Sergio Fantini received his doctoral degree in physics from the University of Florence, Italy, in 1992. His dissertation was based on a Raman scattering study of ceramic superconductors. From 1993 to 1999, Fantini held postdoctoral and faculty appointments at the University of Illinois at Urbana-Champaign, in the Department of Physics. In 1999, he joined Tufts University as an assistant professor and has been one of the inaugural faculty members of the Department of Biomedical Engineering, which was created at Tufts in 2002.
Fantini's research interests lie in the area of biomedical optics, specifically in diffuse near-infrared spectroscopy and the imaging of biological tissues. His research laboratory (the Diffuse Optical Imaging of Tissue Lab, or DOIT Lab) aims to develop noninvasive applications of diffuse optics to assess cerebral perfusion and brain activity, detect breast cancer, monitor response to neoadjuvant chemotherapy, and quantify skeletal muscle oxygenation. Fantini’s research has resulted in eleven patents and about 200 journal and conference proceedings publications. In 2016, he coauthored, with Professor Irving Bigio of Boston University, a textbook titled Quantitative Biomedical Optics.
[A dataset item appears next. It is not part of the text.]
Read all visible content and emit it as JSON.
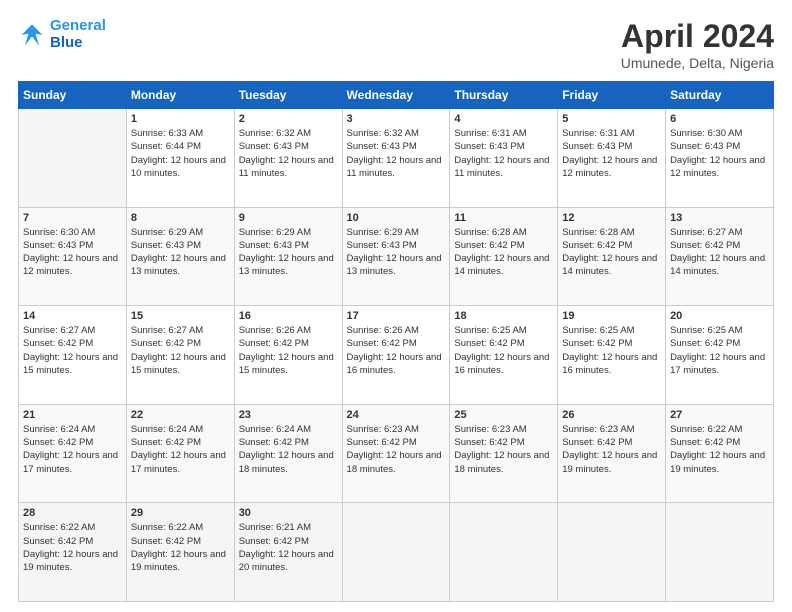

The book was published by Cambridge University Press.
Department of Biomedical Engineering, Tufts School of Engineering
- 2006-present: Professor
- 2003-2006: Associate Professor
- 2002-2003: Assistant Professor
Tufts School of Engineering
- 2006-2009: Associate Dean for Graduate Education
- 2004-2005: Acting Associate Dean
Assistant Professor, Department of Electrical Engineering and Computer Science, Tufts School of Engineering
Department of Physics, University of Illinois—Urbana-Champaign
- 1996-1999: Research Assistant Professor
- 1995-1996: Visiting Lecturer
Research activities in Sergio Fantini's group include quantitative modeling of light propagation in optically turbid media, the design of optical instrumentation for medical imaging, the development of novel near-infrared spectroscopy and imaging techniques for medical diagnostics, and a number of applications for animal models and human subjects. Specific applications are aimed at functional imaging of the brain, cerebral hemodynamics assessment, diffuse optical mammography, hemoglobin concentration and saturation in skeletal muscles, and quantitative tissue oximetry.